§ **The task**: Scan the records below. Copy every line in which the word "content" appears.
===== Data provided =====
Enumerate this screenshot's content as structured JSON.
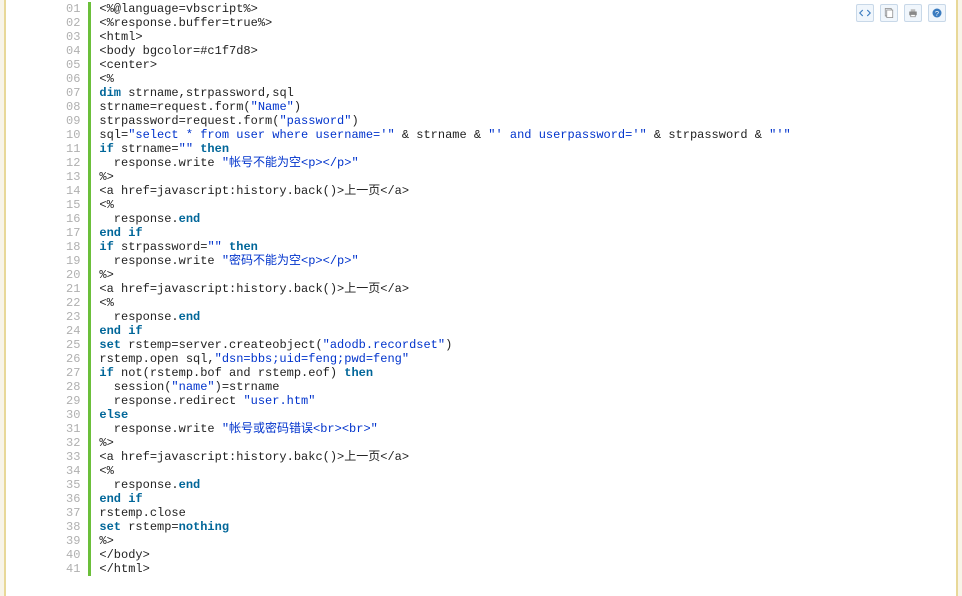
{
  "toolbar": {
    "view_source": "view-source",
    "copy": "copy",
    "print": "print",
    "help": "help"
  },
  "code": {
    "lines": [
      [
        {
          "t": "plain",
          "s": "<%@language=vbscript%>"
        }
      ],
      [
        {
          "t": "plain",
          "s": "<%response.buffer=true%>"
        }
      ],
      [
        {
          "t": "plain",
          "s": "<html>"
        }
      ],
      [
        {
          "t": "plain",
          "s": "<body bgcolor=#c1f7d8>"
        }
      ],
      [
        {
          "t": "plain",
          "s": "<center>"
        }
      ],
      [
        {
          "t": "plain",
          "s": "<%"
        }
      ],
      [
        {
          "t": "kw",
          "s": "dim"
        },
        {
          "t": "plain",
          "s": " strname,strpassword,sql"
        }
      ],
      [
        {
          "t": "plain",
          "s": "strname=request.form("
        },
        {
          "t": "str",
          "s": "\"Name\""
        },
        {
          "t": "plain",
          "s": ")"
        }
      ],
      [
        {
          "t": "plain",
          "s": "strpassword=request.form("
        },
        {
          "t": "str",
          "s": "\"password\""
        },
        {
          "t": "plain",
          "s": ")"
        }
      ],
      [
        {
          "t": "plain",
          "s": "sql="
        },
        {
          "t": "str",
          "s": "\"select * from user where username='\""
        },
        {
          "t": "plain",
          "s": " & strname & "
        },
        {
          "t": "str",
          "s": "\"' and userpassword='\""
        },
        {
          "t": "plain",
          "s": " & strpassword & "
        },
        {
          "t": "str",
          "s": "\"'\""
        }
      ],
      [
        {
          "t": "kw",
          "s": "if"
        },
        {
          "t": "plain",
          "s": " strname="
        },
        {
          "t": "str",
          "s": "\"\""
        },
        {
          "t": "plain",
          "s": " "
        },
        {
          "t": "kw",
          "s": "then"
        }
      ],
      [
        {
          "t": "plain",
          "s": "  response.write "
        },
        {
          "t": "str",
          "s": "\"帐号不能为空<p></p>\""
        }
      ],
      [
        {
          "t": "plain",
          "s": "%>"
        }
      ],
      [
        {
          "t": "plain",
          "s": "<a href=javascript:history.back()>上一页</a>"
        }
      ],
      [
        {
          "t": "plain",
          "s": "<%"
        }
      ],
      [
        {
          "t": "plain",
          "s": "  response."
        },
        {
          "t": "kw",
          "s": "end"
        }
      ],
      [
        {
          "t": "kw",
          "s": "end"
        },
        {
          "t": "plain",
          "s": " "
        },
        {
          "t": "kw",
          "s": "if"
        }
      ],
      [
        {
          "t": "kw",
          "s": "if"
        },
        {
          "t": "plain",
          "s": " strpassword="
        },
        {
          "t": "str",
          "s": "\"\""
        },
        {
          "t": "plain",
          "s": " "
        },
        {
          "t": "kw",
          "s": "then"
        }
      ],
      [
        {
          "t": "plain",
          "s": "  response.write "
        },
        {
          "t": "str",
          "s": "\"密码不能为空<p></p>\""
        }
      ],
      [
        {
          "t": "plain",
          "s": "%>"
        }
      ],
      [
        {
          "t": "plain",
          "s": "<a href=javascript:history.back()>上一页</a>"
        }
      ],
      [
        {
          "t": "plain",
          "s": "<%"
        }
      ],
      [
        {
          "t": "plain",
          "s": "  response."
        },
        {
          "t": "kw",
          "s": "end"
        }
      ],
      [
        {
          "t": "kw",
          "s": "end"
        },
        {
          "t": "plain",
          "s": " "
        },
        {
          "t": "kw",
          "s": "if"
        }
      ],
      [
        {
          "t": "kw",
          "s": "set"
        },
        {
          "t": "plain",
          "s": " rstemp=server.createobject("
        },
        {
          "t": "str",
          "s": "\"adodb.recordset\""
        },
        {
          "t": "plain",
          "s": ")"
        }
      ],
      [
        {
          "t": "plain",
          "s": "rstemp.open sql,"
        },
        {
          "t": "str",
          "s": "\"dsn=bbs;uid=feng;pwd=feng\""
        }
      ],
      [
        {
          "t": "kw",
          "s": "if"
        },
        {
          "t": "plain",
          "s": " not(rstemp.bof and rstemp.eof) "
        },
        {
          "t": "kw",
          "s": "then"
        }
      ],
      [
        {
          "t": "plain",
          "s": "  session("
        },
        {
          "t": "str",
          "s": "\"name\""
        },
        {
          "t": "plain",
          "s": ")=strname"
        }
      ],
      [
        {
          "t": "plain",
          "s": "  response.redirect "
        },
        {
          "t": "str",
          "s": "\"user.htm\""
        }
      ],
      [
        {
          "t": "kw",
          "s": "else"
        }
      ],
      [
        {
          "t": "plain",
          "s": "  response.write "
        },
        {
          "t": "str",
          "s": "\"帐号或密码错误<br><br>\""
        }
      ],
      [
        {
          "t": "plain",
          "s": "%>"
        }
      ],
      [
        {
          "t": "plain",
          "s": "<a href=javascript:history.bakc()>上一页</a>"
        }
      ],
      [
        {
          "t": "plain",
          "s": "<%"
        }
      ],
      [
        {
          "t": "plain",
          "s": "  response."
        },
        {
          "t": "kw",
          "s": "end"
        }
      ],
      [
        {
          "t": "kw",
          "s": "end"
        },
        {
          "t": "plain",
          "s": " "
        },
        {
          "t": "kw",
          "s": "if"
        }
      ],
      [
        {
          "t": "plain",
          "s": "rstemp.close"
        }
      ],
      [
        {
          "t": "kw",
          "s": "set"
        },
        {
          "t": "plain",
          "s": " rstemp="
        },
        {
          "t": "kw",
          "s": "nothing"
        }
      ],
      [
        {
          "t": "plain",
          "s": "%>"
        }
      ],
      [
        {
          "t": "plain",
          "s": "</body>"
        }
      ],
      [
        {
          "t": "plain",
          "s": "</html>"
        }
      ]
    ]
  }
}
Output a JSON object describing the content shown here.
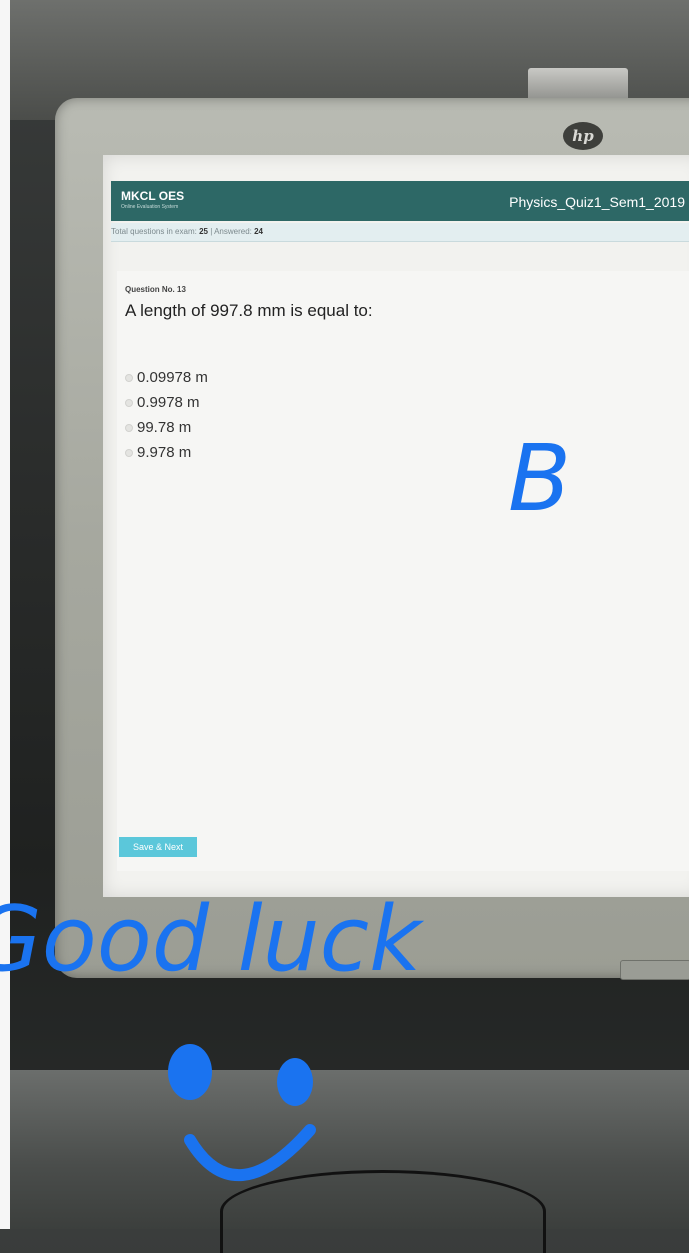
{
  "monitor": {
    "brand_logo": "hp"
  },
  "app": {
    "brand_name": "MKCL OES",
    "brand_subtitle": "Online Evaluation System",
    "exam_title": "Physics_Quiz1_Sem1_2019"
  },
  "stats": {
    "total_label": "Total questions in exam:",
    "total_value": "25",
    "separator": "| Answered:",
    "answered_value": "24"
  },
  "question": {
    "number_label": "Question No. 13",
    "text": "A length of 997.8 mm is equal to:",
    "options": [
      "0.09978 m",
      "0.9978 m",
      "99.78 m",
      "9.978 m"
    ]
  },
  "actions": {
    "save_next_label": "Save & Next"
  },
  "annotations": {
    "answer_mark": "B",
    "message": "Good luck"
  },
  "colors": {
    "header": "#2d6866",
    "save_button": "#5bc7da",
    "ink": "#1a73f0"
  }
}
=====
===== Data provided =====
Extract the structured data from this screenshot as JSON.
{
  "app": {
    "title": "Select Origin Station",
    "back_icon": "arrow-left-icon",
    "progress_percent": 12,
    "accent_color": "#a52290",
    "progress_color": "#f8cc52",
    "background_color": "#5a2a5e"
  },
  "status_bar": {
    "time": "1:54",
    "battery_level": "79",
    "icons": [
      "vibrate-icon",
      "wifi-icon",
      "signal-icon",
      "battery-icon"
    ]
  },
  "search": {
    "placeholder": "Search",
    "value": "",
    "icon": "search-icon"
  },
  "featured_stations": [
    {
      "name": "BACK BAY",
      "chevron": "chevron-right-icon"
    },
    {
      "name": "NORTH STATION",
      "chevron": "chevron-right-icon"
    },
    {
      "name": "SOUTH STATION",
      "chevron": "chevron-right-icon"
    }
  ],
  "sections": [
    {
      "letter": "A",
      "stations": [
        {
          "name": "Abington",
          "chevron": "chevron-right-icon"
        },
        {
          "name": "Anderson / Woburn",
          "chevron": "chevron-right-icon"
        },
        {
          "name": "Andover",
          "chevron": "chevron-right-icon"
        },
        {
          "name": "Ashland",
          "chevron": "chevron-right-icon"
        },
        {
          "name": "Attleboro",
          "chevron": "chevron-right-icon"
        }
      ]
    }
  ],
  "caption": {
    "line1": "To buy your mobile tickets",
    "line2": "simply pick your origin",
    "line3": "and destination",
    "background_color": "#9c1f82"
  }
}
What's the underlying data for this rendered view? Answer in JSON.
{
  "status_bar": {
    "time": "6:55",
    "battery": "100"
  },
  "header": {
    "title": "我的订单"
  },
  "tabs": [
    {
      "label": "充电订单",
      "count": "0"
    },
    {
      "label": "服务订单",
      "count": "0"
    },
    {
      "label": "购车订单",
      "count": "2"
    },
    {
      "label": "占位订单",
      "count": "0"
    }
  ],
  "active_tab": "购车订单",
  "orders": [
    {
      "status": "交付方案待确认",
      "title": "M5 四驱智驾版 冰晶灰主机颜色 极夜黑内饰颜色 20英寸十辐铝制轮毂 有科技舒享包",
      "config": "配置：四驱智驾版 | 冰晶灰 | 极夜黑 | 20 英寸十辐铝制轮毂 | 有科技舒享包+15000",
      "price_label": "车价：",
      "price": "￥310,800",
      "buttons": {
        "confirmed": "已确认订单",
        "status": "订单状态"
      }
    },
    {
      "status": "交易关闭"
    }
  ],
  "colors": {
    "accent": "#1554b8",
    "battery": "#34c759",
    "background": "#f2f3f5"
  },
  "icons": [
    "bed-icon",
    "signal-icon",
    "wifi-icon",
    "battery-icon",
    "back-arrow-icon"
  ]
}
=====
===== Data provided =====
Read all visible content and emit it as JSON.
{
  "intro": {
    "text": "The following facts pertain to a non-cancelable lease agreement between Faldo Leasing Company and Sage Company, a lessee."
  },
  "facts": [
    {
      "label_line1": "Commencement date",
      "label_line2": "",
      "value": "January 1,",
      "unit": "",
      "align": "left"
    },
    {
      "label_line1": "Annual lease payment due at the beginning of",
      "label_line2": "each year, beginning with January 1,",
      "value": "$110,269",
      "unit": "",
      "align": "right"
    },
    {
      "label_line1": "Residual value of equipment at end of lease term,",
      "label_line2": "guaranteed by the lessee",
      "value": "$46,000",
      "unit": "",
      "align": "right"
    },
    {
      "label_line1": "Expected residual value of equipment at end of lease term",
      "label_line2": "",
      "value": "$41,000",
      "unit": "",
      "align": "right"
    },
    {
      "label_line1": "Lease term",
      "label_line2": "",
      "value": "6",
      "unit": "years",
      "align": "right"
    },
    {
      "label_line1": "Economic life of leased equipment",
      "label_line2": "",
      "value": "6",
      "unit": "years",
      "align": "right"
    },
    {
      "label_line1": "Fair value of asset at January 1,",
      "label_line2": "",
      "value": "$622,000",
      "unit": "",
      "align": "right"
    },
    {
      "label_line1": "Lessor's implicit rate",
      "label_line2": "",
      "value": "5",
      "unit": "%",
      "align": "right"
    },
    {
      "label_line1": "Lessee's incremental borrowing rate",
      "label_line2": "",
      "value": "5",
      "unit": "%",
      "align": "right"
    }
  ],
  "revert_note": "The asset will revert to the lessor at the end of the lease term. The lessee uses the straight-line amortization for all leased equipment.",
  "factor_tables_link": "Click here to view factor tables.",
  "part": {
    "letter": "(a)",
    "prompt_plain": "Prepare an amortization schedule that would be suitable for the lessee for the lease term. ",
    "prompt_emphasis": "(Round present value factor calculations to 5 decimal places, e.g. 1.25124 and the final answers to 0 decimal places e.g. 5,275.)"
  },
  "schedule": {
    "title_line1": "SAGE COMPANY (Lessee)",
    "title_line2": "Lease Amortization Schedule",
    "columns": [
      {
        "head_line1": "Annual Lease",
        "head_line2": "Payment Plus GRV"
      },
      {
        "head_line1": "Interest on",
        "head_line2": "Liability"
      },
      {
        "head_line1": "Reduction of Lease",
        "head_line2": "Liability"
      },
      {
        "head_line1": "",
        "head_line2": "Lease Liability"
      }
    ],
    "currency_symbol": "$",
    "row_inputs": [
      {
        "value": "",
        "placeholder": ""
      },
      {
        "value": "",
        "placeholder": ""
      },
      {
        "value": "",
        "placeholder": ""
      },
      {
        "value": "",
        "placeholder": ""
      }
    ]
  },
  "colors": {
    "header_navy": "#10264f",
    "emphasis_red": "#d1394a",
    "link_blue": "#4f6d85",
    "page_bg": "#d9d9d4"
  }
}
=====
§ **Finished exercise**:
Enumerate this screenshot's content as structured JSON.
Output a JSON object describing the content shown here.
Read all visible content and emit it as JSON.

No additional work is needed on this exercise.